Back in early May, Facebook (NASDAQ: FB) announced a new dating feature for its social network. That news torpedoed shares of Match Group (NASDAQ:MTCH), the online dating giant that owns services including Match.com, Tinder, OkCupid, and PlentyOfFish.

But Match Group rebounded from that initial decline as a strong first-quarter report allayed fears about the company's future, while several new catalysts bolstered investor confidence. Let's examine how three of those catalysts could widen Match's moat against Facebook.

Crown

Match's Tinder redefined online dating, but the app can burn out users with "swipe fatigue" by offering them too many choices. Match's solution to that problem is Crown, an app that won the company's internal "ideathon" and was developed by a team of millennial women.

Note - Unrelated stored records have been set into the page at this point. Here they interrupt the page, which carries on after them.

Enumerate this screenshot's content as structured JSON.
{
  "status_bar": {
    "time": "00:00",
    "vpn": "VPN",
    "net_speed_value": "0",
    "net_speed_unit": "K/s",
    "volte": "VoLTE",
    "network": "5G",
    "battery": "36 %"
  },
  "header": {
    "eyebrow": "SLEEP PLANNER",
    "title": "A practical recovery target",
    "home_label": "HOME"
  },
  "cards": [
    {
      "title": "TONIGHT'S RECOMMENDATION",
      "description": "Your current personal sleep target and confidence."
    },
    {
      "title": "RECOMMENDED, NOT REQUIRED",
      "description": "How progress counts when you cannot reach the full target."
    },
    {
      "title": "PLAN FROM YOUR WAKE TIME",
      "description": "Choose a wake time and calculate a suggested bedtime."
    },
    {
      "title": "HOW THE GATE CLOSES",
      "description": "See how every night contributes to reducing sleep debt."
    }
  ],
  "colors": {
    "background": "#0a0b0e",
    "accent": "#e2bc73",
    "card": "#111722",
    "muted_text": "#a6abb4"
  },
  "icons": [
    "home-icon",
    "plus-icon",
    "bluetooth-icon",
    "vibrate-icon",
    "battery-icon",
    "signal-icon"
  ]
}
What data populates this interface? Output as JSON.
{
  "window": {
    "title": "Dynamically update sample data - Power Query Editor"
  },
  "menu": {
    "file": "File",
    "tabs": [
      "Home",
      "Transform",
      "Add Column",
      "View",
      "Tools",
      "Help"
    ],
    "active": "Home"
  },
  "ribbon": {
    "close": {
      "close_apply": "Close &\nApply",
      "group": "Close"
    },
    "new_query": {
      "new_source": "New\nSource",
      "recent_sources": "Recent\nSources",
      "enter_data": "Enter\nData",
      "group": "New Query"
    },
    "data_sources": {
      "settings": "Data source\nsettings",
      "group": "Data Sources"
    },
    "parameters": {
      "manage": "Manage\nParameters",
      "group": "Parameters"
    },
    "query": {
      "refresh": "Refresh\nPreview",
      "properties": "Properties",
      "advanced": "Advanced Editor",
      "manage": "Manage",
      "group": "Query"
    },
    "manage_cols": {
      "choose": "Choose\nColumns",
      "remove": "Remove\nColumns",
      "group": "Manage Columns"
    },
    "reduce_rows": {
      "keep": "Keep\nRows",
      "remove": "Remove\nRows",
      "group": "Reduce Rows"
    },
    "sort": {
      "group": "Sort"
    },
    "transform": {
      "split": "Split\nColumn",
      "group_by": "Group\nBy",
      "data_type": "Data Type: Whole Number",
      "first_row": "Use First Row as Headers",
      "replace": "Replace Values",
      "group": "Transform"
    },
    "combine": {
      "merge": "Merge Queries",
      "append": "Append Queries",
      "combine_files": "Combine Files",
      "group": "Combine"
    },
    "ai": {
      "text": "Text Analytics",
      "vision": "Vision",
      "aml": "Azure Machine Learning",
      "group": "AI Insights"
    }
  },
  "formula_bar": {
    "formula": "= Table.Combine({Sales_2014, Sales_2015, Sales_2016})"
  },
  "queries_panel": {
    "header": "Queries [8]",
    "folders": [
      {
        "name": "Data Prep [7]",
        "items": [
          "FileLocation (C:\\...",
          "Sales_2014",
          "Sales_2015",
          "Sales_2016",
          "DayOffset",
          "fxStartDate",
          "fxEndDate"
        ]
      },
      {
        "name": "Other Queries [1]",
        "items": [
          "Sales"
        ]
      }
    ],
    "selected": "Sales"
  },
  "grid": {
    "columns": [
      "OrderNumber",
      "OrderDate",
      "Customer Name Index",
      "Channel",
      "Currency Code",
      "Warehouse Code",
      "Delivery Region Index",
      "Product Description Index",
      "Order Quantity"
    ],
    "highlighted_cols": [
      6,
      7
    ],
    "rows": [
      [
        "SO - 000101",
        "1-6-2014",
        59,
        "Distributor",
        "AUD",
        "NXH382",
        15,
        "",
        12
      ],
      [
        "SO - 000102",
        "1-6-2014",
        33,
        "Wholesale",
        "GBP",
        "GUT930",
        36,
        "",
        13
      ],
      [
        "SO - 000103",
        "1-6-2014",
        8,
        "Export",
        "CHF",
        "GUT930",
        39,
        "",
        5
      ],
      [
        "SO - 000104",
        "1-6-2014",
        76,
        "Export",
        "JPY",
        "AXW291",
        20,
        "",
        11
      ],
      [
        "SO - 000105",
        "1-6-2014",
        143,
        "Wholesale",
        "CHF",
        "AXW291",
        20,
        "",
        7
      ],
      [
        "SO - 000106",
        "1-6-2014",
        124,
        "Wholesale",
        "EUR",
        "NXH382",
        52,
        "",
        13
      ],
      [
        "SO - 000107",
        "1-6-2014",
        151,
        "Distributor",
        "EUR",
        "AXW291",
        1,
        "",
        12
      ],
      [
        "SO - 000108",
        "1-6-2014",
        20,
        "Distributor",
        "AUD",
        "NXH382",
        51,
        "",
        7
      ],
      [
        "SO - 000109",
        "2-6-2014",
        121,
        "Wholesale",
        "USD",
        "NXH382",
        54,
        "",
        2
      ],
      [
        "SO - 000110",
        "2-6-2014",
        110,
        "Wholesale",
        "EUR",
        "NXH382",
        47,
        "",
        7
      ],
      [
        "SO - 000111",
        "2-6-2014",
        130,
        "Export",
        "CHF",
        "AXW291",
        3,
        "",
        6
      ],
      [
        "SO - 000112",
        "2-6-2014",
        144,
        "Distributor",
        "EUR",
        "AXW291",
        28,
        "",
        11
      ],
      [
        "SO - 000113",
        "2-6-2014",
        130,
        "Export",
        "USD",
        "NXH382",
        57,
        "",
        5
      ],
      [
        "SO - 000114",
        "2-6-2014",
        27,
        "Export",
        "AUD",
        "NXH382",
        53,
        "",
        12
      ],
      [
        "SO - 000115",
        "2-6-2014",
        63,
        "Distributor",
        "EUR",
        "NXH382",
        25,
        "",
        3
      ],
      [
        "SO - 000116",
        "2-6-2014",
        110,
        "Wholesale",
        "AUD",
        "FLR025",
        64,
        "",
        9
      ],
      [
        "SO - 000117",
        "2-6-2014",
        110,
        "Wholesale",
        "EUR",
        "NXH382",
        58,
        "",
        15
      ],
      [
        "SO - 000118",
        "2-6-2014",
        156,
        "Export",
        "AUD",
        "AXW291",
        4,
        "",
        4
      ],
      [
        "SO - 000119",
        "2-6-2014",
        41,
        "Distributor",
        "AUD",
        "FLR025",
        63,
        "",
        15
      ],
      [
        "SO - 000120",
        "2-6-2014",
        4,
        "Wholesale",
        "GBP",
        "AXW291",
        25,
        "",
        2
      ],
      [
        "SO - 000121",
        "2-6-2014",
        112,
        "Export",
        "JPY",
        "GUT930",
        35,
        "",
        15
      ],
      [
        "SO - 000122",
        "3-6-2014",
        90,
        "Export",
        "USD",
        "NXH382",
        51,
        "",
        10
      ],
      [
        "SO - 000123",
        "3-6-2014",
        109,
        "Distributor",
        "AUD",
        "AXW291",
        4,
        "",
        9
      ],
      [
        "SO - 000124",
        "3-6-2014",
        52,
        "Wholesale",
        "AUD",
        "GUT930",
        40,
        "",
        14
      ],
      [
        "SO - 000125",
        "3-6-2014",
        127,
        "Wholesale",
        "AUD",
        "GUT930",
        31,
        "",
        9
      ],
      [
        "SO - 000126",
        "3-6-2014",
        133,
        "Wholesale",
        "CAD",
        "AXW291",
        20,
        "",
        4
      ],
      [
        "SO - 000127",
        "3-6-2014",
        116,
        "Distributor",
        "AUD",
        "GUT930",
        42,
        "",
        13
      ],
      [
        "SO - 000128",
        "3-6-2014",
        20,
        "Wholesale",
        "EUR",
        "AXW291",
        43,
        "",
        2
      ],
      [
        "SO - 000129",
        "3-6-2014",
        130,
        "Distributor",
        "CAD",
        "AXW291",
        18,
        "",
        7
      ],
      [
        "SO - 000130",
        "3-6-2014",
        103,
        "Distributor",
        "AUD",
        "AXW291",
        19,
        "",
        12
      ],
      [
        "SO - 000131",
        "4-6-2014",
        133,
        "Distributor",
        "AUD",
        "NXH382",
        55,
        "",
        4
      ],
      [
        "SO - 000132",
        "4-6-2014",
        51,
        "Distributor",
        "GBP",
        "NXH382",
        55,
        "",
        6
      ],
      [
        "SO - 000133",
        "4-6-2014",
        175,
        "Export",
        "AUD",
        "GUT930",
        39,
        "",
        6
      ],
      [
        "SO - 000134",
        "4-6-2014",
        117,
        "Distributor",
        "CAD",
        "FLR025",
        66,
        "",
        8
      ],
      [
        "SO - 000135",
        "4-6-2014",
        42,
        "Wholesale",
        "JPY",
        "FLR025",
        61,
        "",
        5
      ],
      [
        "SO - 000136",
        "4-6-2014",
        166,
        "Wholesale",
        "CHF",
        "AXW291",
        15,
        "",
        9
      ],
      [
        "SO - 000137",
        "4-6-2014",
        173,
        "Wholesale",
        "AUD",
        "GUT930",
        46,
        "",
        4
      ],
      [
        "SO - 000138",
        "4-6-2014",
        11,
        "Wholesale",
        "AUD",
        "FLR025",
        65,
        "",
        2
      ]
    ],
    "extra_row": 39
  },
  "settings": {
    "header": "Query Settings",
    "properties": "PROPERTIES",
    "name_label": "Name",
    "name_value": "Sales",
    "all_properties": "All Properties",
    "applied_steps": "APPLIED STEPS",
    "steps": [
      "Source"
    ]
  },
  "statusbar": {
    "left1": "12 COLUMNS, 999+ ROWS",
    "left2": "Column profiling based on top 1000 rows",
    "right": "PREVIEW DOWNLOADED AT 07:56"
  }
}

A young woman checks her smartphone.

Image source: Getty Images.

Instead of offering users an endless stream of potential partners, Crown presents an algorithm-curated selection of 16 potential matches at noon each day. The app displays two photos at a time, the user "crowns" the winner, and the process repeats until only one potential match remains. The winner is then given a chance to chat with you, but he or she can also decide to pass.

Speaking to TechCrunch in mid-June, Match VP Andy Chen said Crown offers a "Bachelorette-style process of elimination which helps users choose between quality over quantity." Crown is also designed to encourage users to chat more.

Chen stated that the app -- which has been in a limited beta over the past few months -- already has "several thousand" users, is "organically growing," and has day-over-day retention rates that are "already as strong" as Match's other apps.

Tinder Picks

About a week after launching Crown, Tinder started testing a new feature that helps users find better matches based on things they have in common, like education, jobs, and hobbies. The feature, called Tinder Picks, will be launched for Tinder Gold subscribers. Tinder Picks will be refreshed every 24 hours, but Gold members can buy more access (via "packs" of 10, 20, and 30 Picks) at any time.

That feature could strengthen the company's base of paid Tinder subscribers (which include its Plus and Gold members) -- which grew by 1.6 million annually and 368,000 sequentially to 3.5 million last quarter. Match's total average subscribers rose 26% annually to 7.4 million.

Tinder Picks is currently live in 10 overseas markets, but hasn't been launched in the U.S. yet. Pundits note this new feature is likely aimed at countering Coffee Meets Bagel, a popular female-oriented app that emphasizes curated choices over endless swiping.

Hinge

Lastly, Match recently acquired a 51% stake in Hinge, a New York City-based relationship service that aims to provide "an alternative to swipe culture by creating smart matches and natural conversations." The deal also provides Match with the option of purchasing the entire company over the following year.

A young man checks his smartphone.

Image source: Getty Images.

Hinge claims that 75% of first dates on its platform turn into second dates, and that it's the No. 1 mobile-first dating app mentioned in the New York Times Weddings section. It also claims that it's "where the next generation is going when they're over dating games and ready to find meaningful connections."

Match made its first investment in Hinge last September. Since then, the app grew its user base by over 400%, with "meaningful traction" in key urban and East Coast markets, according to Match. The company press release on the deal didn't give a number of users, but the service could expand Match's paid subscriber base, since Hinge is a paid service that costs $12.99 per month, $6.99 per month on a three-month plan, or $4.99 per month on a six-month plan. It could also expand Match's reach with slightly older users who want to settle down.

Match won't go down without a fight

Facebook's entrance into the dating market could present obstacles, but Match still has plenty of tricks up its sleeve. The company is constantly expanding its ecosystem with new apps, features, and investments, and those moves could ensure that its core business keeps growing -- even if Tinder's growth slows down.

Wall Street expects Match's revenue to rise 27% this year as its earnings more than double. Its stock isn't terribly cheap, at 32 times this year's earnings and 27 times next year's earnings. But fresh catalysts like Crown, Picks, and Hinge could justify those valuations.

Leo Sun has no position in any of the stocks mentioned. The Motley Fool owns shares of and recommends Facebook. The Motley Fool recommends Match Group. The Motley Fool has a disclosure policy.